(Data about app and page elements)
---+---

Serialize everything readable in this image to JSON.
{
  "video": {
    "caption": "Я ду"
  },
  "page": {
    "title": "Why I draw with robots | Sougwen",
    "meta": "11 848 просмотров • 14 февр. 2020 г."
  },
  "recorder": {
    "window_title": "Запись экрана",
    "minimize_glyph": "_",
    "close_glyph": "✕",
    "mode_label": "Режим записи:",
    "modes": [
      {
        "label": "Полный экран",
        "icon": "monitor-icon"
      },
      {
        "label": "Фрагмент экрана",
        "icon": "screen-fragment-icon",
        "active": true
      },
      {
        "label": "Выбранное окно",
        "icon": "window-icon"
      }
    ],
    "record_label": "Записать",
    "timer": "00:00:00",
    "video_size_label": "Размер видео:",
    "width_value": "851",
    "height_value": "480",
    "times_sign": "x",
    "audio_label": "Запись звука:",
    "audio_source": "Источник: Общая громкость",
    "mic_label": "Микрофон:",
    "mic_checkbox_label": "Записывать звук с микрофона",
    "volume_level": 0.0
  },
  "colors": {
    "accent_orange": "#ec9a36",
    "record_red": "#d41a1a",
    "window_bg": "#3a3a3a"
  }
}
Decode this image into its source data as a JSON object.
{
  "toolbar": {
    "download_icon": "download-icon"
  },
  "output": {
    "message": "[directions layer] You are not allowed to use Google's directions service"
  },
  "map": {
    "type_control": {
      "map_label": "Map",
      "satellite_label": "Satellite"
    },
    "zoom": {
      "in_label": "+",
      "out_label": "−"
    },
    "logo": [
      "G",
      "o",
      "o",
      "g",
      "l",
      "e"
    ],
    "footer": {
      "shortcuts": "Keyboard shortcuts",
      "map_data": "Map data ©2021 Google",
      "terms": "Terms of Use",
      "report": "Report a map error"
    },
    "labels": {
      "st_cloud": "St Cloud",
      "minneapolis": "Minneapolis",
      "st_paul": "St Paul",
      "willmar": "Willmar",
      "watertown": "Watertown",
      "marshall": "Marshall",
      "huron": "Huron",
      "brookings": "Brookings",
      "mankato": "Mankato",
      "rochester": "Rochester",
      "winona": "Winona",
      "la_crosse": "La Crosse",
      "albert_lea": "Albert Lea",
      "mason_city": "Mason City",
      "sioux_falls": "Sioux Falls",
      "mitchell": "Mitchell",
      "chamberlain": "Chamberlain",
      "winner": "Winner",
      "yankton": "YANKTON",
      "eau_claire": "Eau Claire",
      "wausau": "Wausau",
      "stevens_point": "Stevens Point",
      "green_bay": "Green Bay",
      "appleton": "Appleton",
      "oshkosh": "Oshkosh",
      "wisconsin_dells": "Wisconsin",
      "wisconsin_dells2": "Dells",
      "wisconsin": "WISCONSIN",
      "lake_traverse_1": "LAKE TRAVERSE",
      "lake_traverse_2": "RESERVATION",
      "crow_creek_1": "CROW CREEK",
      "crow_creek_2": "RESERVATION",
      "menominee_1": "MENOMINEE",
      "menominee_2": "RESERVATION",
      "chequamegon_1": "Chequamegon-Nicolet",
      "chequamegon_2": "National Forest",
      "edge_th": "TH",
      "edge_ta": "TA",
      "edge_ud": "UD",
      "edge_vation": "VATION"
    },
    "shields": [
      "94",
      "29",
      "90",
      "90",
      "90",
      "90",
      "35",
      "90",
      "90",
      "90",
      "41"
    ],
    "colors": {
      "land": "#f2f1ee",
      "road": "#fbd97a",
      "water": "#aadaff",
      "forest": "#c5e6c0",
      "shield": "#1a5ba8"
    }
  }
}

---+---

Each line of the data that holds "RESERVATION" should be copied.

      "lake_traverse_2": "RESERVATION",
      "crow_creek_2": "RESERVATION",
      "menominee_2": "RESERVATION",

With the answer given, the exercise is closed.